“Everyone forgets that we have to staff a maternity unit fully even if there is no woman admitted in labour so often the midwives are filling in time waiting for a woman to arrive -or the converse -they are understaffed because they are covered only by the minimum required of hospitals, she said.
Foureur referred to New Zealand, where 80 per cent of women receive this model of care after a government-enacted legislation in 1991.
Midwives who have moved from standard care to a caseload practice are unlikely to go back. One caseload midwife from Sydney said that the flexibility and autonomy to adapt hours and location to a woman’s particular needs serves both parties well.

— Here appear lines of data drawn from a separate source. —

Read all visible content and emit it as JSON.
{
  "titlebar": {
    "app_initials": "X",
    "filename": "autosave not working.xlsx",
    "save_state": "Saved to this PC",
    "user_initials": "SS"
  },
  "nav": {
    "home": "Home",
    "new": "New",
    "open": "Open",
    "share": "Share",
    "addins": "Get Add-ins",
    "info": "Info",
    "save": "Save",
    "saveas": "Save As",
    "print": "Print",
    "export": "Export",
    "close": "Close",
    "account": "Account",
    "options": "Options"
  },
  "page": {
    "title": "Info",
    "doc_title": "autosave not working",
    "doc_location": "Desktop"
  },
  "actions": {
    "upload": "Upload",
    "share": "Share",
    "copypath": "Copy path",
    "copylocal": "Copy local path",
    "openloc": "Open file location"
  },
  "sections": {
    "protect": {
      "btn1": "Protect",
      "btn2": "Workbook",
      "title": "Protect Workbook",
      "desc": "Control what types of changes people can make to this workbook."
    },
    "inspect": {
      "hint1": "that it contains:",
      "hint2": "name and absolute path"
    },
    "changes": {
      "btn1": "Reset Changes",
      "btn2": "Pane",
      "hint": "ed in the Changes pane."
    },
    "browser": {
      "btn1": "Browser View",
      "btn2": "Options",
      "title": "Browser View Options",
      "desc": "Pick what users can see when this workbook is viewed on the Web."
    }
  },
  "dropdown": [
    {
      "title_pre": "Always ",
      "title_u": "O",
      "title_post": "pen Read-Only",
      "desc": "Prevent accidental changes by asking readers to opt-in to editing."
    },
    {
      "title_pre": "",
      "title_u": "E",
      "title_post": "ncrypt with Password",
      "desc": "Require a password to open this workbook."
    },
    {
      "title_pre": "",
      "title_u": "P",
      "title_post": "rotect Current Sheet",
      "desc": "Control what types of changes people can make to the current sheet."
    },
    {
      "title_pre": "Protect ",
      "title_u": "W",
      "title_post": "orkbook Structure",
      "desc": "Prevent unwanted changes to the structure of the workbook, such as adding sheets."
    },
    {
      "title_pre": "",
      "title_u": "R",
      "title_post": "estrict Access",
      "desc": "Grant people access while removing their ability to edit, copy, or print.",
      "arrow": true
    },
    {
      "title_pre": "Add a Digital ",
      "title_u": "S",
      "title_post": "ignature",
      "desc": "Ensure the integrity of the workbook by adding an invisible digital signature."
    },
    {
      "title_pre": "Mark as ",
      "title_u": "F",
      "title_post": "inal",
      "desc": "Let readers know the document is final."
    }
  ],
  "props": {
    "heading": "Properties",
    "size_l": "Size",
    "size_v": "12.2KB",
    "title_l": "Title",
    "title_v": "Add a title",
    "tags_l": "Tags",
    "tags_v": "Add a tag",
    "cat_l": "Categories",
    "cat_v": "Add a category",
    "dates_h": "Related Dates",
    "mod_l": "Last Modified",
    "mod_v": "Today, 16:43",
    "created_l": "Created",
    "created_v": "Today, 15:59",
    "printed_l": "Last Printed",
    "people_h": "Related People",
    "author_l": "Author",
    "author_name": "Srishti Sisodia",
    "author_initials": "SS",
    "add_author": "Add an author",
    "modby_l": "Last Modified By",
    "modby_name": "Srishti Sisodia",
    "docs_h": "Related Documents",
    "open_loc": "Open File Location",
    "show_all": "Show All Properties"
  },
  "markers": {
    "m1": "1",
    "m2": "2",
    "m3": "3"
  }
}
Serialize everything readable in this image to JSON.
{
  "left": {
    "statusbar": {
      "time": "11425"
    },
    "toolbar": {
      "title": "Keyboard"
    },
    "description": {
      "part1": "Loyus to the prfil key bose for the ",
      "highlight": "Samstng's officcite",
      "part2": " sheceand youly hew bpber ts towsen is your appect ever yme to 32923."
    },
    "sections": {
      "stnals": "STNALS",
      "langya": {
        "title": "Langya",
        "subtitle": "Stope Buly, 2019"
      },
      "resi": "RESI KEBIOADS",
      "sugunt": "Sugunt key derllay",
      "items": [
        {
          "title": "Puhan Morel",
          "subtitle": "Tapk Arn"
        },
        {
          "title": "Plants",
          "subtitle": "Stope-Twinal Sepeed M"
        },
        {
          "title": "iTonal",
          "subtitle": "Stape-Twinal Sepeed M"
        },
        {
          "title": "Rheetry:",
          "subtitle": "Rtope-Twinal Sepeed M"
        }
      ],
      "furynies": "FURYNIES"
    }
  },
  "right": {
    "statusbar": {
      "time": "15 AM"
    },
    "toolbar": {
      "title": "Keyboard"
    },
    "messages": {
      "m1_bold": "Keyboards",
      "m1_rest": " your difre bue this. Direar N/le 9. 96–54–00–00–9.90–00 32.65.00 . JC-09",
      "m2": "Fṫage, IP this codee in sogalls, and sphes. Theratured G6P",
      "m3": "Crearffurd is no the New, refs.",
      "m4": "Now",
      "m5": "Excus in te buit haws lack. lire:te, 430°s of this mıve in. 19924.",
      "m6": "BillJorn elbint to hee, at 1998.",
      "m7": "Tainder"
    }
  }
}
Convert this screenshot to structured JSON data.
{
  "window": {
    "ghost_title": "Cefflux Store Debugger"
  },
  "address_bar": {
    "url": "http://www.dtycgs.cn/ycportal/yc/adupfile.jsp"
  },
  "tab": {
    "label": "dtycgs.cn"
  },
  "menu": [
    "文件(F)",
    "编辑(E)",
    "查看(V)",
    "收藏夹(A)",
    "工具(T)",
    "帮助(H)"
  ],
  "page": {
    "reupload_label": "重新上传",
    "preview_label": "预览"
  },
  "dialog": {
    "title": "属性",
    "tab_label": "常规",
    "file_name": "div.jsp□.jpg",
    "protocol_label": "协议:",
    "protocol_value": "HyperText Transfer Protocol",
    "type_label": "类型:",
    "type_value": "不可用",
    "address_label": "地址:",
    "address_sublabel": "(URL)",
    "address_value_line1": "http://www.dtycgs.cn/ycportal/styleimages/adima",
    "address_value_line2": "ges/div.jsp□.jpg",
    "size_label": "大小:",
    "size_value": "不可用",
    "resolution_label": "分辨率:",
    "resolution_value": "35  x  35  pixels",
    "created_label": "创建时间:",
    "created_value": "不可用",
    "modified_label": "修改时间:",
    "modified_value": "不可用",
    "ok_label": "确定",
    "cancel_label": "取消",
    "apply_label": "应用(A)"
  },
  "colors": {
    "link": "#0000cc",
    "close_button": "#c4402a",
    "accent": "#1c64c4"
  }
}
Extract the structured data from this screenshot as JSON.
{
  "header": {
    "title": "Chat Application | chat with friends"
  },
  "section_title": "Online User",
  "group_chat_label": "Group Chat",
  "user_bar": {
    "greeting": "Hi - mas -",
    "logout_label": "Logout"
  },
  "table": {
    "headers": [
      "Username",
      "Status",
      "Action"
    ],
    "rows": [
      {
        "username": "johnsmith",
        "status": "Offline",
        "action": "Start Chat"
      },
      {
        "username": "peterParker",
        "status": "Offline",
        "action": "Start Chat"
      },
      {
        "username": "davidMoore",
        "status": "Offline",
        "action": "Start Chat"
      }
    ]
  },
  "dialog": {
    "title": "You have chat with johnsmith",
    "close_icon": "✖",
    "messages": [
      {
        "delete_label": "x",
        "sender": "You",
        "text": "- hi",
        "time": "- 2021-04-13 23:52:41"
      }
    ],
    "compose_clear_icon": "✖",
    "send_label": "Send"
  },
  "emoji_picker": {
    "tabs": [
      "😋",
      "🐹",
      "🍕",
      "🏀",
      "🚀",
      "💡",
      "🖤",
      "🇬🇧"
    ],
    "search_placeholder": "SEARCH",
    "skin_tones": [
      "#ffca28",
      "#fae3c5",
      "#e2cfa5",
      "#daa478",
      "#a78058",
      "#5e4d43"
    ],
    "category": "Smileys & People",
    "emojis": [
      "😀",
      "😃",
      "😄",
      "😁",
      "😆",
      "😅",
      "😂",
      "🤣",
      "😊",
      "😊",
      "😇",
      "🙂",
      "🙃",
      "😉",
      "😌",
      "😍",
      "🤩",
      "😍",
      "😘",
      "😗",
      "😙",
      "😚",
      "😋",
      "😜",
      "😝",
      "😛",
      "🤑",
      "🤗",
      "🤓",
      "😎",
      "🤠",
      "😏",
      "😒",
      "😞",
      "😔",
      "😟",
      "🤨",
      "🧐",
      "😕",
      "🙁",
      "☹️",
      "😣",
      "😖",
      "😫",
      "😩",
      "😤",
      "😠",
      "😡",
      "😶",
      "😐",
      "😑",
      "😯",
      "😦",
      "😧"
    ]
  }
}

“I can go in to the hospital when I want, I can leave when I want, I can see the women in their own homes, or in the hospital if it suits them and it suits me. The bottom line is, when the woman is in labour, or if there’s a problem and she needs me, that’s when everything stops and that’s what I do,” she said
Being the on-call midwife for a woman for months, until the delivery and after, also creates a comfort level, “It’s much easier to get up at three in the morning to deliver a baby for someone you know.”
So what will it take for caseload to become the norm? Professor Homer says more pressure needs to be applied at many levels – starting with women realising that waiting in a clinic all morning, for a visit with someone they don’t know, isn’t good enough anymore.
“It’s all about activating consumer demand,” Homer said. “The Australian College of Midwives will be flooding GP surgeries with posters promoting continuity-of-care, and women will have to start saying, “I want caseload, what’s the hospital going to do about it?”
“We’re getting to a tipping point,” she said, “certainly in the last five years the number of services have increased and will keep increasing, but we need to keep plugging away.”